Tax cuts or no tax cuts?


The U.S. government is facing an important decision about a particular set of tax cuts that divide the country along political party lines. These are not tax rates that affect most people, only about 2%-3% of the U.S. population. However, these are the top income earners, so the total dollar figure is more than it would be if it were a tax cut to the middle class. These are the Bush-era tax cuts that President George W. Bush instituted in his first term and are regularly supported by Republicans and hated by Democrats.

This means that this decision is much more than just a numbers game. It is a debate about Republican and Democratic ideologies and also about the message that it will send to the international community. First, let’s deal with the political aspect of this tax cut decision. These tax cuts for the wealthy are scheduled to expire at the end of this year. That means that in order to extend them after that time, the government would have to pass it and sign it in to law. If they wanted to do this then the Republican Party would likely support them. However, if they decide not to extend it, then all they have to do is nothing because the bill was not designed to automatically renew or extend itself. This point is important because it essentially gives the edge in deciding to the Democrats (as it should since they won the Presidential election).

Republicans are the party of tax cuts and small government. However, they are even more so the party of big business and wealthy individuals. Democrats on the other hand, are the party of tax and spend and of the middle class. This is the most common debate between the two parties in just about every election. Applying these ideologies to this tax cut issue, the Republicans are in favor of extending the tax cuts because they believe in tax cuts and especially, tax cuts to wealthy people. The Democrats think the opposite about tax cuts (to an extent) and support more help to the middle class rather than the upper class. Therefore, we are likely to see the Bush-era tax cuts expire at the end of the year.
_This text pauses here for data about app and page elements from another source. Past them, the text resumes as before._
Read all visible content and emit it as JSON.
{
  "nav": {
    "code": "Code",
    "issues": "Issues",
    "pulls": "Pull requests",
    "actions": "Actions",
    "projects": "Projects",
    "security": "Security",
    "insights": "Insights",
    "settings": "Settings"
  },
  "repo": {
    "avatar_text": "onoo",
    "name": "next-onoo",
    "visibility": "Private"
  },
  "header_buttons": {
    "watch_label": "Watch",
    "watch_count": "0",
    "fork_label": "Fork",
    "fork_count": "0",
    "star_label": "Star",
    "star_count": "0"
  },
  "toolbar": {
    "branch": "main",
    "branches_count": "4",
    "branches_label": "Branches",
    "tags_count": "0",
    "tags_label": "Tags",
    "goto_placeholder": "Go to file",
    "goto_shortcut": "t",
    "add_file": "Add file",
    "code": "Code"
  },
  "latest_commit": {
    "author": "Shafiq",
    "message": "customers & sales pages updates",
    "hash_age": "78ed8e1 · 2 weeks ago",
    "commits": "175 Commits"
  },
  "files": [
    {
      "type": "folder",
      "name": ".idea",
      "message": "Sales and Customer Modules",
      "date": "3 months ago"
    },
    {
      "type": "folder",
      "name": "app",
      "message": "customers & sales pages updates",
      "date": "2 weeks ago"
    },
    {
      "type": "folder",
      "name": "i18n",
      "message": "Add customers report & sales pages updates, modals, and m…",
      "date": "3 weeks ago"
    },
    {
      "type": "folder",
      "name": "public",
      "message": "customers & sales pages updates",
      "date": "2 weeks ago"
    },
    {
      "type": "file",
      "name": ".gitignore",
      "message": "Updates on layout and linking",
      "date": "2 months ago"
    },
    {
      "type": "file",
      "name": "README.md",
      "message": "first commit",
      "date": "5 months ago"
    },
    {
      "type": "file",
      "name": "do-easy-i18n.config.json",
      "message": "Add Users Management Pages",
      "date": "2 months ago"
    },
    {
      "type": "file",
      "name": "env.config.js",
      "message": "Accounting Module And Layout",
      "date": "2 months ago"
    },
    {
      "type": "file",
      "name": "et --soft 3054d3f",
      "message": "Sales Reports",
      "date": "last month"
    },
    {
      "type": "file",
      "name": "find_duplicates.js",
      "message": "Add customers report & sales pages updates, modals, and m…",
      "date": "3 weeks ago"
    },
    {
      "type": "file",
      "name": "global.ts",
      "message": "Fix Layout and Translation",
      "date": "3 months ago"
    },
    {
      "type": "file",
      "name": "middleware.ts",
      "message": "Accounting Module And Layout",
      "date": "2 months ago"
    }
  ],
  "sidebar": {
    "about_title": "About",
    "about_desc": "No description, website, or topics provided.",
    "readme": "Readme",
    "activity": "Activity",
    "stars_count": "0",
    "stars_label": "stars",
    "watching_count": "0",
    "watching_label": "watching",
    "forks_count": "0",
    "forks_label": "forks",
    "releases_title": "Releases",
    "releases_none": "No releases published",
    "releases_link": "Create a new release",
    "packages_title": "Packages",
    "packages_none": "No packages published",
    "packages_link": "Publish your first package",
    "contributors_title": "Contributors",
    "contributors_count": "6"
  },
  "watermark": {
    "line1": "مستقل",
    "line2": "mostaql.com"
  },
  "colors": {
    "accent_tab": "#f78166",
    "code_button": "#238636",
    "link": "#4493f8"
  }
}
Under normal economic times, this would be a no-brainer for a Democratic President like President Obama. However, we are not in normal economic times right now and because the economy is in a state of slow and somewhat fragile growth, tax increases might threaten that growth. At least this is the Republicans’ argument. Economists don’t think that the dollar figures involved will do anything to the economy as it isn’t really that much of a difference, but an economy is a funny animal because it often goes by peoples’ perception which may not always be reality. This perception can definitely be changed by the Obama Administration, but it will take a lot of interviews for the next several months.

For the international community this decision will be more symbolic than anything. The world is looking for the U.S. to reign in the large debt size it has and take its fiscal situation seriously. This is very important to the U.S. economy and the world moving forward. No one in the international community wants to see the U.S. extend the tax cuts and this will play in to the President’s decision as well.

So it turns out this tax cut is more symbolic and ideological than actually meaningful. The Republican arguments for extending these tax cuts are stronger now than they usually are due to the fragile economic times we are in at the moment. However, they still don’t make that much sense and most experts think they won’t make any dent in the economic growth anyway. If any tax cuts should be used right now, it is for small businesses directly because that is the real engine of the U.S. economy. No new tax cuts makes sense too because it sends the right message abroad and also begins the difficult process of cutting the debt. This is the choice President Obama should go with at the end of the year.